Team Running Like Horribly Oiled Machine
The women’s tag titles probably should have passed on from Baszler and Jax at Mania, because we’re once again running back the exact same format we’ve seen for previous feuds. Baszler went one on one with Natalya in the only women’s action all night. Nattie went for a Sharpshooter early, but Jax pulled Shayna from the ring to save her, leading Tamina to come over and even the odds. They went back and forth with some great mat wrestling; if this feud ends with a submission match between the two, I certainly wouldn’t hate it. A distraction off Nia and Shayna hit a knee, but only got a two count. Natalya shoved Baszler off and Shayna had to stop herself from running into Jax on the apron, allowing Natalya to roll her up for a win. This tag team is doing nothing for Baszler, who should have been a singles star for months now. Natalya and Tamina have had the opposite experience; being in a team seems to elevate both women—it got them on both nights of WrestleMania! Let’s pass the torch and let Shayna do literally anything else.
Messiah Can’t Take a Hint
Roman Reigns and co kicked off SmackDown as they are wont to do, with a promo about murdering Edge and Daniel Bryan live on air.

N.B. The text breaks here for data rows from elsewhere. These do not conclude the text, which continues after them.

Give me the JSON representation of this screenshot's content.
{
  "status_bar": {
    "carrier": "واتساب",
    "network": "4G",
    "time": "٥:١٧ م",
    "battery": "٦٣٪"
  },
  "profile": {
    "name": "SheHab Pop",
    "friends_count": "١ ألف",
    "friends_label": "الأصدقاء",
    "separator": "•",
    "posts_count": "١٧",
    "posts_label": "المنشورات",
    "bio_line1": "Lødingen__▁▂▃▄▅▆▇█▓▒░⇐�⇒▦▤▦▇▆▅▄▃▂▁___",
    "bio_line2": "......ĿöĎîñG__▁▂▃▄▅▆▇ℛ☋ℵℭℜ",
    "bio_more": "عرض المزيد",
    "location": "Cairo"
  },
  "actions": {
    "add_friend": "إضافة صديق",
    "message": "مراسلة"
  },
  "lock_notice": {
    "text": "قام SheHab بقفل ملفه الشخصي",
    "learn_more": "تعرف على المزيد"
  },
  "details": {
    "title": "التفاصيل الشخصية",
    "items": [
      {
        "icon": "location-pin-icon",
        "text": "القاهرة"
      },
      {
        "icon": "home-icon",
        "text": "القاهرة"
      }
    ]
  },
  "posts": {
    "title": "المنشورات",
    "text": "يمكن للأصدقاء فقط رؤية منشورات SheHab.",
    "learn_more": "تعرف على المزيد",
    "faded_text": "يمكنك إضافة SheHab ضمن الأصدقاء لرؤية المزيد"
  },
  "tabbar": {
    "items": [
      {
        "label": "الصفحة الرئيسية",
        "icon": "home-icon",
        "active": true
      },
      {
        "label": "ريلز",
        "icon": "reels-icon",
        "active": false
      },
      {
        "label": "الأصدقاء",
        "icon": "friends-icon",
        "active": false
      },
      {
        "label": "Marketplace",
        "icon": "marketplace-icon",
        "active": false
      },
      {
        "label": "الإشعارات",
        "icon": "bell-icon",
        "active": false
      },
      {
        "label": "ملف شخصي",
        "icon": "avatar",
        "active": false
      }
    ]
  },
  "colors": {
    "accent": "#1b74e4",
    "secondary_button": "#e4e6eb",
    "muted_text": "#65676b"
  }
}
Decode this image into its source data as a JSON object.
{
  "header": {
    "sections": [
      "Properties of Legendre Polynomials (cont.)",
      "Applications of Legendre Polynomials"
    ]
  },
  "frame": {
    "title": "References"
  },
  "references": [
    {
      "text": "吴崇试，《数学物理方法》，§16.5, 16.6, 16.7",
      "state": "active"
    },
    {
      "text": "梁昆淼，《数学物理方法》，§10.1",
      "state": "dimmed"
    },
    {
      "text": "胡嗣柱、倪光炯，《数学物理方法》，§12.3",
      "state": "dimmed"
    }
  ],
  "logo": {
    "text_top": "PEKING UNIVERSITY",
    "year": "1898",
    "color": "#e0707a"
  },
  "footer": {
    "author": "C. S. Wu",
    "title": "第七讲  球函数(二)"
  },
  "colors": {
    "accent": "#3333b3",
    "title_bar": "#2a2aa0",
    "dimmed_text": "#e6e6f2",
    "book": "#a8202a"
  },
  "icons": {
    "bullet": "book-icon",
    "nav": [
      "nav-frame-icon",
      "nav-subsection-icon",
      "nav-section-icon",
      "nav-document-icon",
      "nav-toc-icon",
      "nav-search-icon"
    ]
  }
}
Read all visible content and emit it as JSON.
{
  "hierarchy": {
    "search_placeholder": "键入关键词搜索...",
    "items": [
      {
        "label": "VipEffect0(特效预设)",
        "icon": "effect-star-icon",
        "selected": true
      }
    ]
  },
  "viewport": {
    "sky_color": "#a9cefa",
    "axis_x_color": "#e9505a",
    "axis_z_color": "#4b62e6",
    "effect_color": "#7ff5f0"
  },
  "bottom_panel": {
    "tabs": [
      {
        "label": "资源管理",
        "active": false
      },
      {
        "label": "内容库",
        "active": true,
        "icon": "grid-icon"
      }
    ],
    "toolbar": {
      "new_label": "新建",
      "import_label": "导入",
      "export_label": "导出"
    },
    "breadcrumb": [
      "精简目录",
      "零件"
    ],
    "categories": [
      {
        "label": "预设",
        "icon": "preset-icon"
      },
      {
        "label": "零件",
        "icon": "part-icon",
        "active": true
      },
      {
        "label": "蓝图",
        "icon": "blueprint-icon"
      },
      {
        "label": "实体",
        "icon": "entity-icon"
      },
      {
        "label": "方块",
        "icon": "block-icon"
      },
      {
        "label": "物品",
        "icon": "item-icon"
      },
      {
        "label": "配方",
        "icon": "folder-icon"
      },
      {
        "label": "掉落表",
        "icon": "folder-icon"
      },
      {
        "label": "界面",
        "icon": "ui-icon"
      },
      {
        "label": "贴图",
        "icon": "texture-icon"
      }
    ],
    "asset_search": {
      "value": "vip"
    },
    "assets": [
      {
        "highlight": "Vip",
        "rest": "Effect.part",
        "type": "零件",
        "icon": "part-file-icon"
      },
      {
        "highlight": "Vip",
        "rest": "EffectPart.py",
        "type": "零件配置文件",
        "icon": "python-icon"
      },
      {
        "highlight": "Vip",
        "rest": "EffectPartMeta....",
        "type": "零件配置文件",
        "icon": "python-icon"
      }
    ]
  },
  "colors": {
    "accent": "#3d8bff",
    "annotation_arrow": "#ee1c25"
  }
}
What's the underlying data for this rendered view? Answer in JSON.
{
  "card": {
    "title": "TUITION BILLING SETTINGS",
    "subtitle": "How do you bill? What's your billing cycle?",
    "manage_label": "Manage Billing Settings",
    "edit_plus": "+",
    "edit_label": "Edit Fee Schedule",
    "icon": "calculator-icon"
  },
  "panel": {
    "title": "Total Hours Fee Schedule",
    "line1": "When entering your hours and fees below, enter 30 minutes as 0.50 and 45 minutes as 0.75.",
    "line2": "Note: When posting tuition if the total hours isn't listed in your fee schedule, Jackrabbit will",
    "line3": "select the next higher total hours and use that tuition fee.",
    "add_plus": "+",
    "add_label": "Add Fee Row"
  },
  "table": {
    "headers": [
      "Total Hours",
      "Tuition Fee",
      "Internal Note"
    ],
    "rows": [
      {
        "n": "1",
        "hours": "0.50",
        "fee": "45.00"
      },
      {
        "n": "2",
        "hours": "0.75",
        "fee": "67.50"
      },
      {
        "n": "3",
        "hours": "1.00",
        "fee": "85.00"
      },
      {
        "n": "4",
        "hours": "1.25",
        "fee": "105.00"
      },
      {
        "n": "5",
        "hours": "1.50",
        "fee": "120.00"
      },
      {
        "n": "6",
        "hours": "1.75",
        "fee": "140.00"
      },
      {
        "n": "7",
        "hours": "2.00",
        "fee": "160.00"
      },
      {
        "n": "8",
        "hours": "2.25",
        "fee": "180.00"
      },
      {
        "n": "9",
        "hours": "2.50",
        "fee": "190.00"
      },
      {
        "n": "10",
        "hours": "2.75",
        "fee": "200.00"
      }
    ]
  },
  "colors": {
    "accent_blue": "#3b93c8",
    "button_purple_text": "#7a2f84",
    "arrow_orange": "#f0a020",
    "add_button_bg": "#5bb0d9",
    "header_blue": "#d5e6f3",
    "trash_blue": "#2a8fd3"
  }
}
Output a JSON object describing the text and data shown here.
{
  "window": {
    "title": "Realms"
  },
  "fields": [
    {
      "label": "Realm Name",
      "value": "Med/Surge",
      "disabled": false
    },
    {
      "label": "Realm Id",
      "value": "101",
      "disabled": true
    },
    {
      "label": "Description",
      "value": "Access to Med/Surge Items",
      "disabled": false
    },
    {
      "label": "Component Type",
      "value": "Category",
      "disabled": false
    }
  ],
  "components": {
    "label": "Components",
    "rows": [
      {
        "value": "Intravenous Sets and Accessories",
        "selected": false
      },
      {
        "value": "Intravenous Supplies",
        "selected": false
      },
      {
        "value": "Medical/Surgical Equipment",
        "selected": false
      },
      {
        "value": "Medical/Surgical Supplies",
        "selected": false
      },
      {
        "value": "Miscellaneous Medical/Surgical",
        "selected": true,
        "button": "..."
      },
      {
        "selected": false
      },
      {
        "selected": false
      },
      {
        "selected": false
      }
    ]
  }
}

Heyman offered respect for both men, praising Reigns as the greatest, who put them both down at the same time. Cesaro came out and tried to interrupt, but Reigns wasn’t interested. At least Adam Pearce and Sonya Devilke were willing to listen when Cesaro asked for a match against Reigns later in the night. He’s hot off a win against another self righteous dilf, so I can see why Reigns would be the logical step.
Instead, we got Cesaro and Jey Uso, which, as one could expect, was great. Uso picked up momentum early on, nailing Cesaro with a super kick. A Samoan Drop couldn’t get the pin, as Cesaro continued to fight back. Several slaps rocked Jey, and an uppercut knocked him off the turnbuckle as Cesaro went for the swing, only to be cut off by Seth Rollins. Rollins jumped him from behind and delivered a blow to the head, then promised Cesaro things were not over between them as he stomped away. There you have it: Seth Rollins is your worst ex ever.
Same Old Story
I’m moderately certain I’ve covered August Grey vs Tony Nese at least half a dozen times now, but they went at it again in another main event on 205. Even if we’ve definitely seen it before it was still a fine match, with Nese, as always, backed up by BFF Daivari. After some power moves and a nearfall from the Premier Athelete, Grey had the advantage until Ariya distracted him on the outside. Nese went for a roll up, but Grey rolled through the pin to get another win over the former champ.
205 also delivered Jake Atlas vs Ashante Thee Adonis to kick off the show; both guys were evenly matched to start out, with Atlas trying to get control on the mat until Adonis knocked him down with a lariat. Adonis blocked the Rainbow DDT and threw his opponent into the barricade. A crossbody got him a 2-count, and Atlas came back with a knee strike and the Rainbow DDT to win. I think all of these guys on the purple brand are very skilled, but they need to start dipping into the NXT talent pool a little more often to shake things up. A Kushida appearance would have been a start—we got a backstage promo where Devlin (who, let’s remember, lost to the man who lost to Kushida) called out the new champ for being lucky.